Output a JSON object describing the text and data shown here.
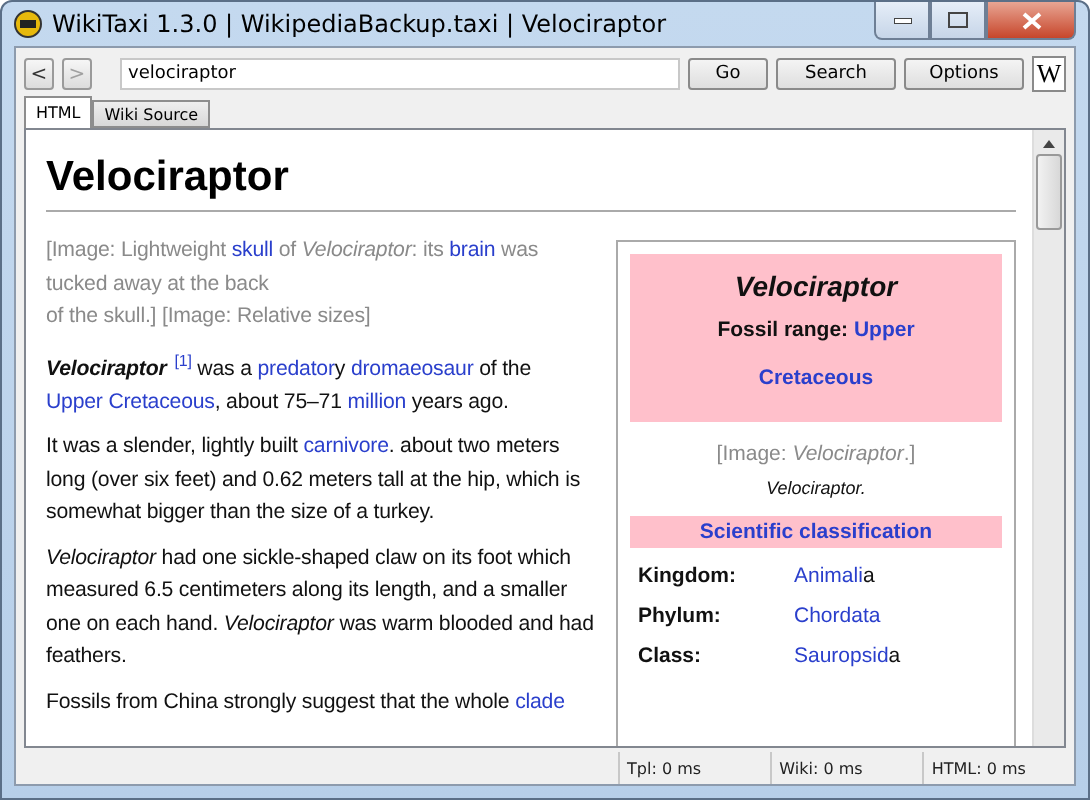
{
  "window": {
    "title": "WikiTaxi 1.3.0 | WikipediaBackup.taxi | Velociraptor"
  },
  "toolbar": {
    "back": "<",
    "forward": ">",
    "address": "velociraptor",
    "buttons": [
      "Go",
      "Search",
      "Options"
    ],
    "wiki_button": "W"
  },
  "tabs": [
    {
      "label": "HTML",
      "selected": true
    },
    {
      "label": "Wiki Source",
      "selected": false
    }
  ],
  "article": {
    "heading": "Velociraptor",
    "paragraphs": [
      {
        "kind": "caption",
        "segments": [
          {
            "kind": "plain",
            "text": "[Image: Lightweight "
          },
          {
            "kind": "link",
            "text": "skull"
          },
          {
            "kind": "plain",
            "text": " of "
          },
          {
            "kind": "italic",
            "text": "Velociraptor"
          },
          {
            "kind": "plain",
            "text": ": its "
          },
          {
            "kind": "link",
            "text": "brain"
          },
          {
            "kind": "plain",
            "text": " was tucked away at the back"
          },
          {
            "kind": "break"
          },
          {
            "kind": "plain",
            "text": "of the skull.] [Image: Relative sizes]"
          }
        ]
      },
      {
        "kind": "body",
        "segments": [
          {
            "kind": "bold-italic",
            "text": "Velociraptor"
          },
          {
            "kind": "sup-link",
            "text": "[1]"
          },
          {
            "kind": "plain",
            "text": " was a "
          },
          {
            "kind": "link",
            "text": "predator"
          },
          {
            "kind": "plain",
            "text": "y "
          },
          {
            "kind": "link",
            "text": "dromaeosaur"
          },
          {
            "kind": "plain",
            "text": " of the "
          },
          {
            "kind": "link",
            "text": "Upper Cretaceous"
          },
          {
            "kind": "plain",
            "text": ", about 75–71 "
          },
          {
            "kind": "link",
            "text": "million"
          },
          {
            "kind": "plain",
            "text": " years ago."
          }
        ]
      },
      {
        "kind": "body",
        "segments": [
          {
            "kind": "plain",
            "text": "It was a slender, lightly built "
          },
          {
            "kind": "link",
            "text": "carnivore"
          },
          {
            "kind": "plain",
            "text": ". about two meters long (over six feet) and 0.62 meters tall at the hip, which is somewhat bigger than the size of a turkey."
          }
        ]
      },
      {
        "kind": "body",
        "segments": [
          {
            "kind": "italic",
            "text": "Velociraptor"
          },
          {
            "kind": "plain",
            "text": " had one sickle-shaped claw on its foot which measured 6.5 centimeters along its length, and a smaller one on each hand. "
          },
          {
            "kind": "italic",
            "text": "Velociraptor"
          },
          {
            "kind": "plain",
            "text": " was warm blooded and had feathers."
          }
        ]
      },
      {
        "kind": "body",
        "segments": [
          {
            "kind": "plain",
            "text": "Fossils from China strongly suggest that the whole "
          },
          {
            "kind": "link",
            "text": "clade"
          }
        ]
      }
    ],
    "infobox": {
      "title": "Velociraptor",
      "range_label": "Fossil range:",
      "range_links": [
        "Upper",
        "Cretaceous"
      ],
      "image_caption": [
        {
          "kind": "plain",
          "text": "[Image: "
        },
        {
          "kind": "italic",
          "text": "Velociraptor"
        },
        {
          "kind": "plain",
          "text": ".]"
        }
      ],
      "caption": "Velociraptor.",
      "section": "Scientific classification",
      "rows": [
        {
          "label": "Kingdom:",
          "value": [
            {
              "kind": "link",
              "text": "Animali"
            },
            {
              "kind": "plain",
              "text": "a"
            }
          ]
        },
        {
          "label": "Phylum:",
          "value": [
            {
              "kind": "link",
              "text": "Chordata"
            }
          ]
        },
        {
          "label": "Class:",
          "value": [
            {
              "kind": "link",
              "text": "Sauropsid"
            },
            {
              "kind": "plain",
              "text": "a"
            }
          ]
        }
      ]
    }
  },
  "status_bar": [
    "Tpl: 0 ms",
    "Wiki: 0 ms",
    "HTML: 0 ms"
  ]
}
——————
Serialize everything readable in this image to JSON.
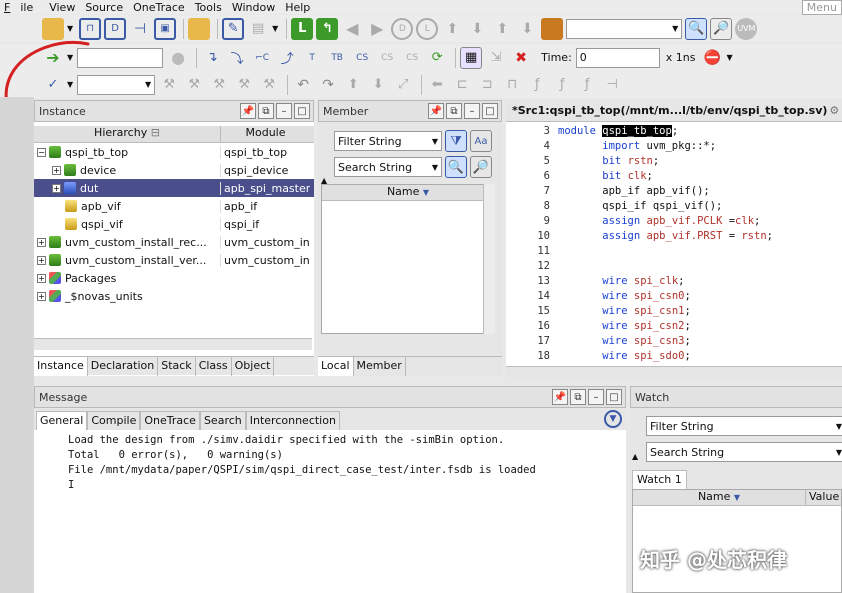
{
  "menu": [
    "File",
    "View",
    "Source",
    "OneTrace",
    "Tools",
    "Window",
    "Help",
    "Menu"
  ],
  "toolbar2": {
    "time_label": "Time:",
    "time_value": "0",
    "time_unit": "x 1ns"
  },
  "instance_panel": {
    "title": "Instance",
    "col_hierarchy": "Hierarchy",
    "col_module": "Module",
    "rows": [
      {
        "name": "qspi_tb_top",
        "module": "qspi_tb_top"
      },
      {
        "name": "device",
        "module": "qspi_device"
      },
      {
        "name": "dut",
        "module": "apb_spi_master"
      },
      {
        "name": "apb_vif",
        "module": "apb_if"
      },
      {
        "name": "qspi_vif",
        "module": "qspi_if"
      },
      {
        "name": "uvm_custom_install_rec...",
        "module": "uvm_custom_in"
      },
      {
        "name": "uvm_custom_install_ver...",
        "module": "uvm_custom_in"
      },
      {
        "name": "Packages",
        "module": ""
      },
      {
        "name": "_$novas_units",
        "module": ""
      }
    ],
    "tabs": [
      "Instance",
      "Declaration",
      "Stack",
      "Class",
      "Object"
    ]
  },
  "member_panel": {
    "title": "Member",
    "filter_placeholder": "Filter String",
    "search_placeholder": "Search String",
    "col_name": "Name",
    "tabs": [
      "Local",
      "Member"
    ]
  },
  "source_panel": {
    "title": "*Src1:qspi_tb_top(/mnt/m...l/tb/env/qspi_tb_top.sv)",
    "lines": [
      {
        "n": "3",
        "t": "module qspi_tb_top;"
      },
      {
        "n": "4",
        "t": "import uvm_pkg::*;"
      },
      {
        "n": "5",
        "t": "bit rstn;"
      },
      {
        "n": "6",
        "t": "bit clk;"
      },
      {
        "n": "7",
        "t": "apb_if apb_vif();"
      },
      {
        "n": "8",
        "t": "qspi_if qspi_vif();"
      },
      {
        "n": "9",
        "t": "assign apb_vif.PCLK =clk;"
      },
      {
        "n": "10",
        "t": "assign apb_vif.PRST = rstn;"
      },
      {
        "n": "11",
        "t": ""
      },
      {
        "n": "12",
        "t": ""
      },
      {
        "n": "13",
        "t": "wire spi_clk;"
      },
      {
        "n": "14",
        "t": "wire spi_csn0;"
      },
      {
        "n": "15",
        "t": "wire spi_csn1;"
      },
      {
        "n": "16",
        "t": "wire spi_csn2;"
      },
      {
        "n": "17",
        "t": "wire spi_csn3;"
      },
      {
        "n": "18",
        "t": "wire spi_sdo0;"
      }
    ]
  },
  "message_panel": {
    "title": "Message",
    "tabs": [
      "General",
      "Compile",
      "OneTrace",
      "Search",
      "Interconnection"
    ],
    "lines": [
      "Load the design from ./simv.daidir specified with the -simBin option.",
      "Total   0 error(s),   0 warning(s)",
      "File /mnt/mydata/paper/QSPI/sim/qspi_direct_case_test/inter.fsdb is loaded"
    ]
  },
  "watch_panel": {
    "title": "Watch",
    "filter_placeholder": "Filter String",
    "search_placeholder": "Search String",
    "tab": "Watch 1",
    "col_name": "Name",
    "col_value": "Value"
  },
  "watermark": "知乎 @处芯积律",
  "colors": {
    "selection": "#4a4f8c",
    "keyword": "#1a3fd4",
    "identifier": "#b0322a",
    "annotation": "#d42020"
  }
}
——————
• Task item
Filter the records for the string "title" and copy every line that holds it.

• Result for this task
    "title": "WikiTaxi 1.3.0 | WikipediaBackup.taxi | Velociraptor"
      "title": "Velociraptor",
    "title": "Instance",
    "title": "Member",
    "title": "*Src1:qspi_tb_top(/mnt/m...l/tb/env/qspi_tb_top.sv)",
    "title": "Message",
    "title": "Watch",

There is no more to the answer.